The Digital Transformation Challenge:
In the age of digital evolution, business leaders grapple with three pivotal questions:
Why is it imperative for companies to undergo digital transformation?
Where to initiate this transformation?
How to ensure the effective implementation of the transformation?
While many businesses jumped on the "Internet+" bandwagon, Taiwan's Wanglai Gas pioneered an O2O gas business with online orders and offline deliveries. But even with such innovative strategies, they couldn't outperform traditional gas companies. Was it due to their lack of industry experience? Rapid changes in internet dynamics? Or some other reasons?
Regardless, amidst the challenges posed by the pandemic economy, Wanglai sought to leverage digital transformation to break through its growth stagnation.
The Power of Data in Digital Transformation:
Digital transformation isn't a mere trend—it's the pathway to the future. It's about harnessing and maximizing the value of data, which could reshape traditional businesses into entirely new entities. Recognizing this potential, Wanglai pinpointed data as their weapon of distinction against competitors.
They already had a trove of data from their app and online orders—delivery routes, customer orders, member details, etc. Yet, this data had been manually collected, presenting challenges such as inaccuracy, limited types, low volume, lack of dimensionality, and isolation.

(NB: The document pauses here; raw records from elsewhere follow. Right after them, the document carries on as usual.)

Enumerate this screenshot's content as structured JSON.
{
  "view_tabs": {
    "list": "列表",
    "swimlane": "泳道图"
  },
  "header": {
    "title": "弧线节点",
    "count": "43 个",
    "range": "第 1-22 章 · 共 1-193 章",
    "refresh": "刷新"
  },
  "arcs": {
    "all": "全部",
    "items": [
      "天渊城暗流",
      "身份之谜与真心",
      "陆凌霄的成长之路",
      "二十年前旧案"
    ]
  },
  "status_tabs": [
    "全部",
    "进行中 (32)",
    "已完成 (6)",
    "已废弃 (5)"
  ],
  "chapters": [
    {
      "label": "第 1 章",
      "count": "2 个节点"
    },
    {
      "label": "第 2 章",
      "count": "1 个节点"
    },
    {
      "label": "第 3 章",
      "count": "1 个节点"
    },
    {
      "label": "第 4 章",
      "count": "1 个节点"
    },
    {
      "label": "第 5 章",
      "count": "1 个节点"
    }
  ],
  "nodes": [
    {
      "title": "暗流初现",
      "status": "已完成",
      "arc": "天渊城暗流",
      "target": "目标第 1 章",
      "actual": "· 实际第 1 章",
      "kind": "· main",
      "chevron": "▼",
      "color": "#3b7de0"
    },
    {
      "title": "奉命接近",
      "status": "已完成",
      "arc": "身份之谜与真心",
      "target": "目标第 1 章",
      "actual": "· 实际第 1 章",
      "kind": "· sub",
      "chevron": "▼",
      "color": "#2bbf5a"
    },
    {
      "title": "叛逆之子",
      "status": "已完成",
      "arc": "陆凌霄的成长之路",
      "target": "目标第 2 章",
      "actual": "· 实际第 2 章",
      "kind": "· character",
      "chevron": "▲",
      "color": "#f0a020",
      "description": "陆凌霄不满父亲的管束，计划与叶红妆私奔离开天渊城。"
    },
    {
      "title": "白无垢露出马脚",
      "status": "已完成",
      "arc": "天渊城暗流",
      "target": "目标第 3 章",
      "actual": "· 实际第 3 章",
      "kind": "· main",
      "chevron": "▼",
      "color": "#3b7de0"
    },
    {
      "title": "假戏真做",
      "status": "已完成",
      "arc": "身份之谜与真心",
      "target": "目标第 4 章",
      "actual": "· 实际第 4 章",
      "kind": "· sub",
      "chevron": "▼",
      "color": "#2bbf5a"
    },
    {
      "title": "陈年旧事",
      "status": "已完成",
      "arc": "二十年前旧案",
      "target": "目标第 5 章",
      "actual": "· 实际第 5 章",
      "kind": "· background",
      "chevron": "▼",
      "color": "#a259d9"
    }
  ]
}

Digital Transformation Steps with JarviX:
Setting Business Goals:
The value chain is lengthy for most businesses—from R&D and supply chain management to marketing and logistics. To effectively digitize, companies must pinpoint the most impactful area of the business value chain. For Wanglai, it wasn't the manufacturing of gas, but rather, the highly variable and unpredictable delivery process. Their goal was to maximize delivery efficiency.
Wanglai's first step with JarviX was the creation of a control room. They aggregated data scattered across different systems—like delivery numbers, sales amounts, customer service reports, and online orders—into a single dashboard, often referred to as a data cockpit. With JarviX's platform, they could also obtain insights by simply asking questions like "What's the monthly forecast for inventory costs?" or "How much revenue did we generate this week?"
New data points like idle time, travel time, and distance traveled were incorporated to further refine their delivery process. This data was then formatted for machine learning models and underwent feature engineering.
Modeling & Solution Finding:
With a grasp on their delivery data, JarviX's AI began optimizing and creating a delivery simulator. This simulator could quickly develop a viable model and run millions of simulations to determine optimal vehicle numbers, routes, and delivery counts—direct factors impacting KPIs. Additionally, JarviX incorporated gas inventory monitoring. Whenever a customer ordered gas, the simulator would analyze nearby households for potential gas needs, optimizing delivery routes for proactive delivery.
The outcome? After optimizing for a period, Wanglai astonishingly reduced their delivery cost from $80 to just $30 per cylinder.